The first of six is the sedum/stonecrop. The plant flowers in Autumn, then dies down. I like this point of the year when the plant starts to grow back up from the ground looking like sepervivums.
This dainty crocus has come up after it’s companions have already been and gone. No less pretty for being on its own.
Tesco is selling off different climbers at cheap price. I’ve gone for two passion flowers. I have one variety already. These two are going to be planted either side to give a solid section of fence covered in the flowers. While I like to encourage natives the bees still love the open flowers of passion flowers.

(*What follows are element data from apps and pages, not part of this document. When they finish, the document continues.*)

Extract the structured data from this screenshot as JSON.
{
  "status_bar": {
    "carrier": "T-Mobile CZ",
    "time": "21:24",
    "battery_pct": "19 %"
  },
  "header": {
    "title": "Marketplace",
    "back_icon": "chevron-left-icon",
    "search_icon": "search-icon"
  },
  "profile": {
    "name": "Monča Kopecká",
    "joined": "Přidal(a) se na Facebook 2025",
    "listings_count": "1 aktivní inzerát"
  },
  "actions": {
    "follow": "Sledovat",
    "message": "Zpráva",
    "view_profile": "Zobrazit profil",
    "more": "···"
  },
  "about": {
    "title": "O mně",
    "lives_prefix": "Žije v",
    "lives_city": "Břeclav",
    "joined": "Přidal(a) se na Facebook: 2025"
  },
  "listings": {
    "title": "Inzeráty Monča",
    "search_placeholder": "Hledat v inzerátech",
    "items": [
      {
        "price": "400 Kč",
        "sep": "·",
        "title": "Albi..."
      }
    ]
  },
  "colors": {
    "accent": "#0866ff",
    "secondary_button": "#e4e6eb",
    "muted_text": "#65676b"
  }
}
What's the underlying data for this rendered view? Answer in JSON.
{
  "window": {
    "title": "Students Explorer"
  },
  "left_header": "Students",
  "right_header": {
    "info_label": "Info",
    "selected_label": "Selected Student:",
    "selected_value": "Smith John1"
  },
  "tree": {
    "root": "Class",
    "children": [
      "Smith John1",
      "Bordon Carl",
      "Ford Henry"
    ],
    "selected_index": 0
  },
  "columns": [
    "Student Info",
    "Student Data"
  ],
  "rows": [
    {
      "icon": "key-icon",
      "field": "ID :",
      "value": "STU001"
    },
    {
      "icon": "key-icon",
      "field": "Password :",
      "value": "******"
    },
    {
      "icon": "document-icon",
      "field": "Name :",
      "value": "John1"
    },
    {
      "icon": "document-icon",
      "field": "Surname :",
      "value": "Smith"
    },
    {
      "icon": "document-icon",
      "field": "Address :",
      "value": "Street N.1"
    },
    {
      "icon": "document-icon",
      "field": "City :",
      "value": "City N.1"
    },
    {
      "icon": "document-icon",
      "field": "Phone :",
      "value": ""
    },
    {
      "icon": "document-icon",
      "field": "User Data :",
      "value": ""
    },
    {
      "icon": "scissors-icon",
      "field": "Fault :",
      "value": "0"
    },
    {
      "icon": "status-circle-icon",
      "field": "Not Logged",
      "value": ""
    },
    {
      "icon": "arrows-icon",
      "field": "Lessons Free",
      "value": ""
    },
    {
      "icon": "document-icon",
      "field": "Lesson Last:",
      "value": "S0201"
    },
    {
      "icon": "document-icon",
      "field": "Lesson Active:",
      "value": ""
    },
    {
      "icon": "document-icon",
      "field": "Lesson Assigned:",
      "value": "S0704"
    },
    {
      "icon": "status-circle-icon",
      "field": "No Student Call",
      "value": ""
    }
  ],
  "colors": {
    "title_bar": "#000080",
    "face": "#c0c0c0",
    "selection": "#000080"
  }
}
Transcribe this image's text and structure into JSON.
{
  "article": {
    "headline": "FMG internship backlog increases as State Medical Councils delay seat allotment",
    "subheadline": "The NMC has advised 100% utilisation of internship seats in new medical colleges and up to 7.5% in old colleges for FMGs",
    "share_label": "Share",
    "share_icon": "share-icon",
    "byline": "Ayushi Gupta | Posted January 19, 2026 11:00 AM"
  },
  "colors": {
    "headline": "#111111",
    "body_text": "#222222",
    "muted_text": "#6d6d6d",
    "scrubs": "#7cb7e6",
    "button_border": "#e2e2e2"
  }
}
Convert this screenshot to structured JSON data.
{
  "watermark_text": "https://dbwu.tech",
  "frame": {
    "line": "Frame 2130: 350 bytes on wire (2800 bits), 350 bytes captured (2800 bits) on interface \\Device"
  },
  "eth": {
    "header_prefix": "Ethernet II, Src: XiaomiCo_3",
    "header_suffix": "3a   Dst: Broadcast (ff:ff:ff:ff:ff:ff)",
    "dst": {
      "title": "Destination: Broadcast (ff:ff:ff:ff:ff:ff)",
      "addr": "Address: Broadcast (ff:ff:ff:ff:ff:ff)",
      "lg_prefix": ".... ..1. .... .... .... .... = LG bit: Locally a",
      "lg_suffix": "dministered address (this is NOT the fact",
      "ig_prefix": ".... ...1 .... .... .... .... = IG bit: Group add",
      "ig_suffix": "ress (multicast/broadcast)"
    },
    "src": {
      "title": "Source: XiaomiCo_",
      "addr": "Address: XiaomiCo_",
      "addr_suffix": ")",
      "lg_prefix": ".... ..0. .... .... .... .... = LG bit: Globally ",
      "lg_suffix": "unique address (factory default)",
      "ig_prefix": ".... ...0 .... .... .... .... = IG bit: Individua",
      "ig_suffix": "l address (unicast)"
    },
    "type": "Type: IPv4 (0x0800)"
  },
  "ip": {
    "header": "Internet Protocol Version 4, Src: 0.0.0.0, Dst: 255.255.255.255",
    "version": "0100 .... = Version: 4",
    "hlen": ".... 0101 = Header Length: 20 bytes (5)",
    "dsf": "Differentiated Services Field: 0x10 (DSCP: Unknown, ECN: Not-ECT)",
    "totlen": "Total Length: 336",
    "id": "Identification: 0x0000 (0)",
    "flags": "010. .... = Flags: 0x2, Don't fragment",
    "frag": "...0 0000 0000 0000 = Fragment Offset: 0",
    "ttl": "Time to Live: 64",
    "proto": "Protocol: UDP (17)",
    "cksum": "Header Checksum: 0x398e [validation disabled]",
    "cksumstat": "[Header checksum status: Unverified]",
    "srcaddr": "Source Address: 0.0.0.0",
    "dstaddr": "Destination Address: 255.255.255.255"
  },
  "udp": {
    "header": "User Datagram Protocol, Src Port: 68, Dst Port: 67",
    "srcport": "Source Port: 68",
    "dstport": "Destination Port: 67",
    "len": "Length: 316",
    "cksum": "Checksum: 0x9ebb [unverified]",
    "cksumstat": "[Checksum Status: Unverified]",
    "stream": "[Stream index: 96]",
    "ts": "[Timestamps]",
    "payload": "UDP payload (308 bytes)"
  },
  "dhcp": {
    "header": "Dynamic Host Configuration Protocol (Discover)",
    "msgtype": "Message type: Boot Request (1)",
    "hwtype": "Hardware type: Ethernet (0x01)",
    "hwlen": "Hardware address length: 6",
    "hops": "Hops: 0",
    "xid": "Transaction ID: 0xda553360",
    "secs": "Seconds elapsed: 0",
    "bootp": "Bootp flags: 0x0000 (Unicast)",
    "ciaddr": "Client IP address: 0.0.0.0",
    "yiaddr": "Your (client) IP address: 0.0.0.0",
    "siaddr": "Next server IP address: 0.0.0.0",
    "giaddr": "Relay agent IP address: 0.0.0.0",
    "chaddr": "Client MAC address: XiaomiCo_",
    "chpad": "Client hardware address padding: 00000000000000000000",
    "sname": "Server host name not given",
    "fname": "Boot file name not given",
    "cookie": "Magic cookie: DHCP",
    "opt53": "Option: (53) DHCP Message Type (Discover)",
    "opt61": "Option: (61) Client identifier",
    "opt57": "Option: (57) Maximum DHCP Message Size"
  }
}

I have native honey suckle and various clematis of native and non-native origins elsewhere in the garden.
One blue variety: passiflora caerulea.
One white variety: passiflora Constance Elliot.
I’ve added a solar panel floating fountain and some stones to the bird bath I’d bought with birthday vouchers. A little bit of a novelty purchase. The bird bath reviews had said the birds enjoyed one of these fountains in the bath, so thought I’d try it. It gives little squirts of water, rather than continuous flow, when the sun is on it. So far it’s been overcast, so don’t think it’s been at its best yet. I fancy a proper water feature, but I’m not ready to invest money into wiring outside, so this little tinkle of water will do for now.
When the sun has been out it gave a solid continuous jet.
On the gardening reading front I’ve finished reading Jim Buttress-The people’s gardener. This has been on sale this March for kindle at 99p. It has been a enjoyable quick read. Jim was encouraged in a love of gardening by his dad, from there he has worked in nurseries and town parks. He then went on to train at Wisley, where he failed to graduate due to the academic side. After this he went onto work in the Royal Parks and eventually as, he’s probably best known, a RHS judge and Chelsea Flower Show gold award winner. Life at Wisley was fascinating, as was hearing about his time working for the different parks. This book won’t improve your horticultural knowledge in any major way. But a pleasant read for 99p. My only gripe was how he makes himself out to be a working class lad working his way up from the bottom. He talks about dealing with resentment because he wasn’t the right class. His father was ex navy, then an accountant, so not really a working class upbringing, more middle class. That said he still comes off as a decent bloke who has done well for himself working in a profession he loves. What more can you ask for from life?
Glory of the snow
The last entry for this weeks six I don’t remember planting. I believe it is glory of the snow. I vaguely remember buying the bulbs as they sold off cheap at the end of season last year. However I think I have then dug over the ground and displaced them leading to these forgotten beauties being randomly spread around an area of the border.
The standard blue variety a bit droopy from the rain.
And the white variety.
Over this coming week I am in Dorset, so I may leave off doing six next week or may do a travelling six depending on where we visit. Hope you all have good weekends and the weather treats your gardens kindly.